Distribution of the caloriesCarbohydrate, protein, and fats are determined partly by physiologic factors and partly by taste and economic considerations.
The aim of the science of nutrition is the determination of the kinds and amounts of foods that promote health and well-being. This includes not only the problems of undernutrition but those of overnutrition, taste, and availability. However, certain substances are essential constituents of any human diet. Many of these compounds have been mentioned in the previous sections, and a brief summary of the essential and desirable dietary components is presented below.
Essential dietary components: An optimal diet includes, in addition to sufficient water, adequate calories, protein, fat, minerals, and vitamins.
Caloric intake and distribution: The caloric value of the dietary intake must be approximately equal to the energy expended if body weight is to be maintained. In addition to the 2000 kcal/d necessary to meet basal needs, 500 to 2500 kcal/d (or more) are required to meet the energy demands of daily activities.

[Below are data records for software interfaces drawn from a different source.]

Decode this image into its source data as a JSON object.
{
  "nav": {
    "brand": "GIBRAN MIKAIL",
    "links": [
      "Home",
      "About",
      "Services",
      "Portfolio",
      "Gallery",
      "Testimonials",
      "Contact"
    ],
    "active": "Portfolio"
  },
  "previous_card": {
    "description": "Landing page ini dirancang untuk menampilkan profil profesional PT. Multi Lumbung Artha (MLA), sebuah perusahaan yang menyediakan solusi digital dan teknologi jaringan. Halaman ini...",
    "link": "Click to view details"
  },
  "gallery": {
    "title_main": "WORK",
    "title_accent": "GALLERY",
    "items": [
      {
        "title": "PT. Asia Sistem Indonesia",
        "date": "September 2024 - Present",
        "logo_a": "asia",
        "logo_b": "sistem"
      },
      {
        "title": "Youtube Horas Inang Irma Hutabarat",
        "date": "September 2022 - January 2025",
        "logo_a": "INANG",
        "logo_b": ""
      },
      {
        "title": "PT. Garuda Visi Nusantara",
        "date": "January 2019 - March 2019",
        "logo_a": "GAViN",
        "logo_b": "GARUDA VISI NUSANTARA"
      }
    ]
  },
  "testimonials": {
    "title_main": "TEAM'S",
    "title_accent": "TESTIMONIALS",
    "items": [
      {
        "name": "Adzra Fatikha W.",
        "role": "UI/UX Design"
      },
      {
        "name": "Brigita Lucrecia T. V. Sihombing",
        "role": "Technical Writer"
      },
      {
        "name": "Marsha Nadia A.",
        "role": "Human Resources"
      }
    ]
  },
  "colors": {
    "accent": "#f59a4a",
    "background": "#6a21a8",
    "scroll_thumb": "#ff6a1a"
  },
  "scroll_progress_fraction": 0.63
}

The distribution of the calories among carbohydrate, protein, and fat is determined partly by physiologic factors and partly by taste and economic considerations. A daily protein intake of 1 g/kg body weight to supply the eight nutritionally essential amino acids and other amino acids is desirable. The source of the protein is also important. Grade 1 proteins , the animal proteins of meat, fish, dairy products, and eggs, contain amino acids in approximately the proportions required for protein synthesis and other uses. Some of the plant proteins are also grade 1, but most are grade 2 because they supply different proportions of amino acid and some lack one or more of the essential amino acids.